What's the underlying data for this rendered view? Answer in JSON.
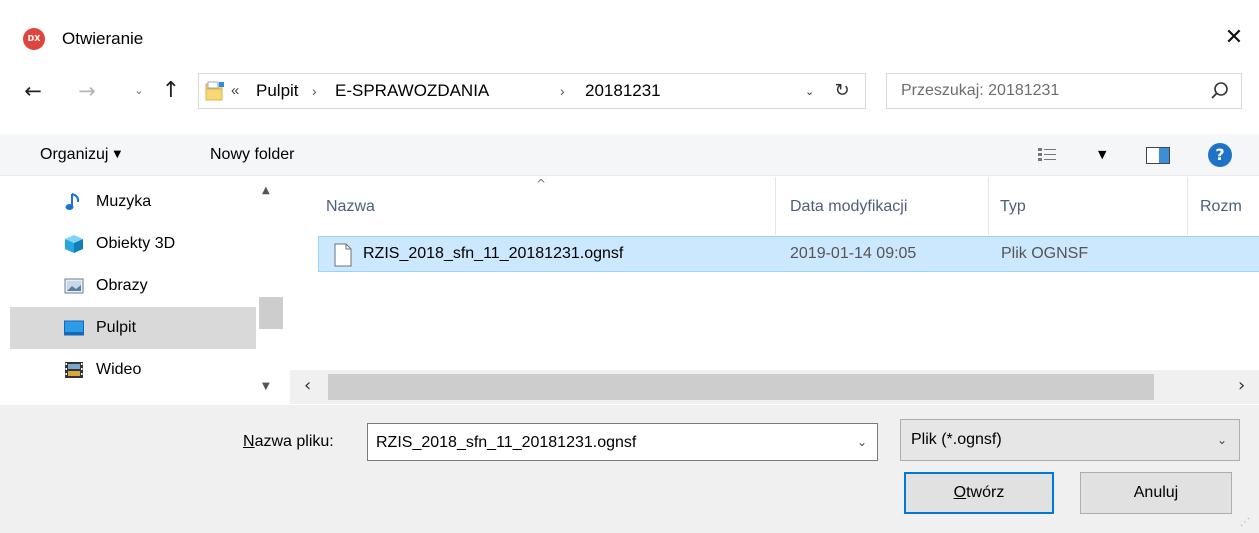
{
  "window": {
    "app_icon_text": "DX",
    "title": "Otwieranie",
    "close_glyph": "✕"
  },
  "navigation": {
    "back_glyph": "←",
    "forward_glyph": "→",
    "recent_glyph": "⌄",
    "up_glyph": "↑",
    "address": {
      "overflow": "«",
      "crumbs": [
        "Pulpit",
        "E-SPRAWOZDANIA",
        "20181231"
      ],
      "separator": "›",
      "dropdown_glyph": "⌄",
      "refresh_glyph": "↻"
    },
    "search": {
      "placeholder": "Przeszukaj: 20181231"
    }
  },
  "toolbar": {
    "organize_label": "Organizuj",
    "organize_arrow": "▼",
    "new_folder_label": "Nowy folder",
    "view_dropdown_glyph": "▼",
    "help_glyph": "?"
  },
  "nav_pane": {
    "items": [
      {
        "label": "Muzyka",
        "icon": "music-icon"
      },
      {
        "label": "Obiekty 3D",
        "icon": "objects-3d-icon"
      },
      {
        "label": "Obrazy",
        "icon": "pictures-icon"
      },
      {
        "label": "Pulpit",
        "icon": "desktop-icon",
        "selected": true
      },
      {
        "label": "Wideo",
        "icon": "video-icon"
      }
    ],
    "scroll_up_glyph": "▲",
    "scroll_down_glyph": "▼"
  },
  "file_list": {
    "columns": [
      "Nazwa",
      "Data modyfikacji",
      "Typ",
      "Rozm"
    ],
    "sort_glyph": "^",
    "rows": [
      {
        "name": "RZIS_2018_sfn_11_20181231.ognsf",
        "modified": "2019-01-14 09:05",
        "type": "Plik OGNSF",
        "selected": true
      }
    ],
    "scroll_left_glyph": "‹",
    "scroll_right_glyph": "›"
  },
  "bottom": {
    "filename_label_underlined": "N",
    "filename_label_rest": "azwa pliku:",
    "filename_value": "RZIS_2018_sfn_11_20181231.ognsf",
    "filename_dropdown_glyph": "⌄",
    "filetype_value": "Plik (*.ognsf)",
    "filetype_dropdown_glyph": "⌄",
    "open_label_underlined": "O",
    "open_label_rest": "twórz",
    "cancel_label": "Anuluj",
    "grip_glyph": "⋰"
  },
  "colors": {
    "accent": "#0078d7",
    "selection_bg": "#cce8ff",
    "selection_border": "#99d1ff",
    "header_text": "#4c607a",
    "app_icon_bg": "#e0443e"
  }
}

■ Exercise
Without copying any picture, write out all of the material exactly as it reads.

■ Finished task
What's the underlying data for this rendered view? Answer in JSON.
{
  "window": {
    "app_icon_text": "DX",
    "title": "Otwieranie",
    "close_glyph": "✕"
  },
  "navigation": {
    "back_glyph": "←",
    "forward_glyph": "→",
    "recent_glyph": "⌄",
    "up_glyph": "↑",
    "address": {
      "overflow": "«",
      "crumbs": [
        "Pulpit",
        "E-SPRAWOZDANIA",
        "20181231"
      ],
      "separator": "›",
      "dropdown_glyph": "⌄",
      "refresh_glyph": "↻"
    },
    "search": {
      "placeholder": "Przeszukaj: 20181231"
    }
  },
  "toolbar": {
    "organize_label": "Organizuj",
    "organize_arrow": "▼",
    "new_folder_label": "Nowy folder",
    "view_dropdown_glyph": "▼",
    "help_glyph": "?"
  },
  "nav_pane": {
    "items": [
      {
        "label": "Muzyka",
        "icon": "music-icon"
      },
      {
        "label": "Obiekty 3D",
        "icon": "objects-3d-icon"
      },
      {
        "label": "Obrazy",
        "icon": "pictures-icon"
      },
      {
        "label": "Pulpit",
        "icon": "desktop-icon",
        "selected": true
      },
      {
        "label": "Wideo",
        "icon": "video-icon"
      }
    ],
    "scroll_up_glyph": "▲",
    "scroll_down_glyph": "▼"
  },
  "file_list": {
    "columns": [
      "Nazwa",
      "Data modyfikacji",
      "Typ",
      "Rozm"
    ],
    "sort_glyph": "^",
    "rows": [
      {
        "name": "RZIS_2018_sfn_11_20181231.ognsf",
        "modified": "2019-01-14 09:05",
        "type": "Plik OGNSF",
        "selected": true
      }
    ],
    "scroll_left_glyph": "‹",
    "scroll_right_glyph": "›"
  },
  "bottom": {
    "filename_label_underlined": "N",
    "filename_label_rest": "azwa pliku:",
    "filename_value": "RZIS_2018_sfn_11_20181231.ognsf",
    "filename_dropdown_glyph": "⌄",
    "filetype_value": "Plik (*.ognsf)",
    "filetype_dropdown_glyph": "⌄",
    "open_label_underlined": "O",
    "open_label_rest": "twórz",
    "cancel_label": "Anuluj",
    "grip_glyph": "⋰"
  },
  "colors": {
    "accent": "#0078d7",
    "selection_bg": "#cce8ff",
    "selection_border": "#99d1ff",
    "header_text": "#4c607a",
    "app_icon_bg": "#e0443e"
  }
}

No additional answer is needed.